**Exercise:** Which lines in the records below contain the word "about"? Return each of them.

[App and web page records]
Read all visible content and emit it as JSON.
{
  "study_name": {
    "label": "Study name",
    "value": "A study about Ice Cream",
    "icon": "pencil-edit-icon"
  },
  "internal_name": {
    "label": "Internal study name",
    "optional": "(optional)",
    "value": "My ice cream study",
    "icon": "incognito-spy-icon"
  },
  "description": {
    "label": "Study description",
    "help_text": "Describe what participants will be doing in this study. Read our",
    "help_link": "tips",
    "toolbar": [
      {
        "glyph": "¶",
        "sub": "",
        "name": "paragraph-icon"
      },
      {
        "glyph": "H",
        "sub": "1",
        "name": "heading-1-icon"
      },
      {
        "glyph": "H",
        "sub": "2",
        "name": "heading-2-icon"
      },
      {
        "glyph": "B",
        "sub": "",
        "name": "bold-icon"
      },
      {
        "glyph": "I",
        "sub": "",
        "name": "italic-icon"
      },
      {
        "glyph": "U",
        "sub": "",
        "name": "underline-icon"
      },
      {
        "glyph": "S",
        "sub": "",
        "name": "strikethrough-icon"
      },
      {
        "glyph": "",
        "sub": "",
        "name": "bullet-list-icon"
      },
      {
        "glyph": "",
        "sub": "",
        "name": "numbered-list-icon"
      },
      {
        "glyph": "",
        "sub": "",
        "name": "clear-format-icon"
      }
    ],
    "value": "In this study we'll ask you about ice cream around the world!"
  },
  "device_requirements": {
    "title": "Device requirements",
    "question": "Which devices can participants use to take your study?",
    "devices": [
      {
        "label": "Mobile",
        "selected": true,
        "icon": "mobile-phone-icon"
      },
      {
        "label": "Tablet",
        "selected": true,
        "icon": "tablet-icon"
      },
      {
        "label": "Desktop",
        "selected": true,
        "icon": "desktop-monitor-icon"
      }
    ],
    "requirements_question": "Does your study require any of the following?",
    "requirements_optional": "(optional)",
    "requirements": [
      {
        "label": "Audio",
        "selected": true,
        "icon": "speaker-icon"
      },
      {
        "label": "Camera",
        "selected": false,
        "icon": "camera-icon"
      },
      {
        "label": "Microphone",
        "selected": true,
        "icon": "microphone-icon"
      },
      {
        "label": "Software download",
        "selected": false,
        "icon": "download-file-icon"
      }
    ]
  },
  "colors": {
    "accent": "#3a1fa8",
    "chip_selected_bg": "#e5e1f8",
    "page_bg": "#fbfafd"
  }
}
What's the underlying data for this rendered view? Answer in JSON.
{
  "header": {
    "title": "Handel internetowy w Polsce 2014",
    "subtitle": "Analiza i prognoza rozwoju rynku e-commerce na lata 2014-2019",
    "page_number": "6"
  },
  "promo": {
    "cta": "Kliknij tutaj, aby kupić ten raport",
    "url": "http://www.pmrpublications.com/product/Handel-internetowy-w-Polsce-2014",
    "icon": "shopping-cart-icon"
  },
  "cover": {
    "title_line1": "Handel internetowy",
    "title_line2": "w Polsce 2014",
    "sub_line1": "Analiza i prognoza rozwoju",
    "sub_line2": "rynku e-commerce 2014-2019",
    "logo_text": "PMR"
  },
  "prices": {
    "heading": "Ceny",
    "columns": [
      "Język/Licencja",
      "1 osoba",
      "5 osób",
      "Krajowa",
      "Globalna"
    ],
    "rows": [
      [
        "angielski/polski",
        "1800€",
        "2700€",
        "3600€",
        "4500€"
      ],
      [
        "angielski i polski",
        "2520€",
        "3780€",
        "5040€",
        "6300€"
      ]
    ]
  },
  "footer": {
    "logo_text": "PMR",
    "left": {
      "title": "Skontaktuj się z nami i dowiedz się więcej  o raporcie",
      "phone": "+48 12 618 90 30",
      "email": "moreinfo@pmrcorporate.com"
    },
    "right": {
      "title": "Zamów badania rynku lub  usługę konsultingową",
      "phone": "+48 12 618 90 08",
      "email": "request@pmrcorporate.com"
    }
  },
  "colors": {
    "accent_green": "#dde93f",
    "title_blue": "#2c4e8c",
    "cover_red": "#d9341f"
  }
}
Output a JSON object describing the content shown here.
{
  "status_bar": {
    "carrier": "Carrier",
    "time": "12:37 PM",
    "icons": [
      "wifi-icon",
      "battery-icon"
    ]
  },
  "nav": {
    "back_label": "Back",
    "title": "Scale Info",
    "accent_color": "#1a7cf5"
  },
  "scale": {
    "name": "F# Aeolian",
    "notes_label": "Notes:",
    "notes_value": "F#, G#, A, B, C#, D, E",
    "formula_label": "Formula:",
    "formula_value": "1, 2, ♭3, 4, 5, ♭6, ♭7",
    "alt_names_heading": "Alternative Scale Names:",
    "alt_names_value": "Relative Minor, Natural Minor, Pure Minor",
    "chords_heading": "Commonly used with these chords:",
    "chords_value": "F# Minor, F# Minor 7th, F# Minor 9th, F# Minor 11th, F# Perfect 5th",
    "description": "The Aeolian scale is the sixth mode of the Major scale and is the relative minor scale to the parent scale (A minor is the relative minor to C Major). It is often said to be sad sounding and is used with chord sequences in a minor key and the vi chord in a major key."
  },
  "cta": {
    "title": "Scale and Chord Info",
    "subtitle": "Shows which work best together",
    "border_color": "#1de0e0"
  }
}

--

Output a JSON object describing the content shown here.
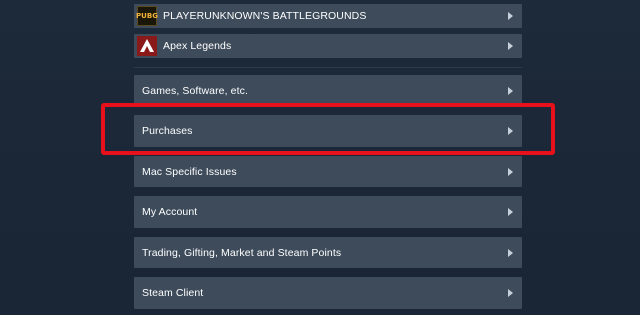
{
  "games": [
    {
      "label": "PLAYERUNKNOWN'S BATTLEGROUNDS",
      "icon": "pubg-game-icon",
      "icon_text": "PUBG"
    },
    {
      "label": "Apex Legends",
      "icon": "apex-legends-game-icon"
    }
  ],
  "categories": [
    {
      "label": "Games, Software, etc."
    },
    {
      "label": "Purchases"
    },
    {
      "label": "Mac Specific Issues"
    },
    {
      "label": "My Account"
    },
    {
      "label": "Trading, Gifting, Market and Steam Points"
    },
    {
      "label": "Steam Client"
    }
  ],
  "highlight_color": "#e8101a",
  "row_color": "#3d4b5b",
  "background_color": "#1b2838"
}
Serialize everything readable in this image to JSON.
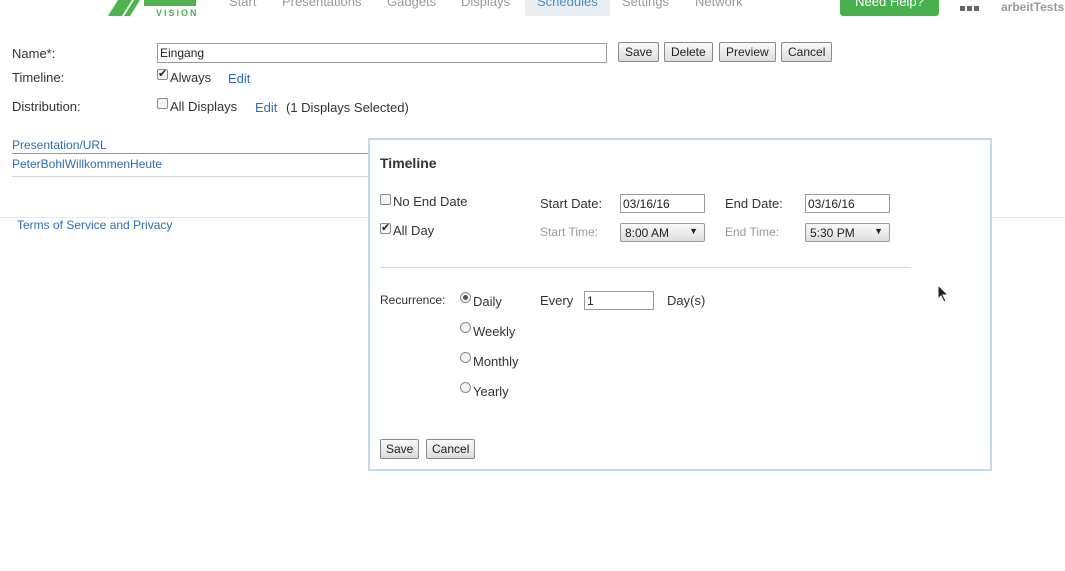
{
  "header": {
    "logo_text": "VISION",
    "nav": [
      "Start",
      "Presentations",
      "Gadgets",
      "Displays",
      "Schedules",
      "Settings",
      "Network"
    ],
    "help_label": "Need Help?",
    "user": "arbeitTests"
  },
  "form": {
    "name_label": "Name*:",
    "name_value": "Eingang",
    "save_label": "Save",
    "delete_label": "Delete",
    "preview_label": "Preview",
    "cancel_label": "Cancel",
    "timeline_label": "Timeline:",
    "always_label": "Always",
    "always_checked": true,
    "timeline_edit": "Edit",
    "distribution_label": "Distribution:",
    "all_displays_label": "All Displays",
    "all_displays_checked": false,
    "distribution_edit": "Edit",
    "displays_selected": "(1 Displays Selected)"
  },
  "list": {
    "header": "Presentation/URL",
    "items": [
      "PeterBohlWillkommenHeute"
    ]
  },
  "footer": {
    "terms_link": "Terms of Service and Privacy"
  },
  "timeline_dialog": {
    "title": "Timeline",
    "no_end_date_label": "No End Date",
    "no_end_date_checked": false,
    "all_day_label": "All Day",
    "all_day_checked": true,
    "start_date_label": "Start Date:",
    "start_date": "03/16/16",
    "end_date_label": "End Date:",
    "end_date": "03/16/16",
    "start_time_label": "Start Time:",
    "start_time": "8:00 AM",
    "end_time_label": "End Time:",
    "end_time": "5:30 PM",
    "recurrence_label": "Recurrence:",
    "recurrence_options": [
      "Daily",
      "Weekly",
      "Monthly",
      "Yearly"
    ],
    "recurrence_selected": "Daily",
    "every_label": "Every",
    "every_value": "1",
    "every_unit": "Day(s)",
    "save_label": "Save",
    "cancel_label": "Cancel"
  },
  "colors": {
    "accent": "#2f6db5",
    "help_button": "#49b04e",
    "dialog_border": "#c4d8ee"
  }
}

**Result for this task:**
    "value": "A study about Ice Cream",
    "value": "In this study we'll ask you about ice cream around the world!"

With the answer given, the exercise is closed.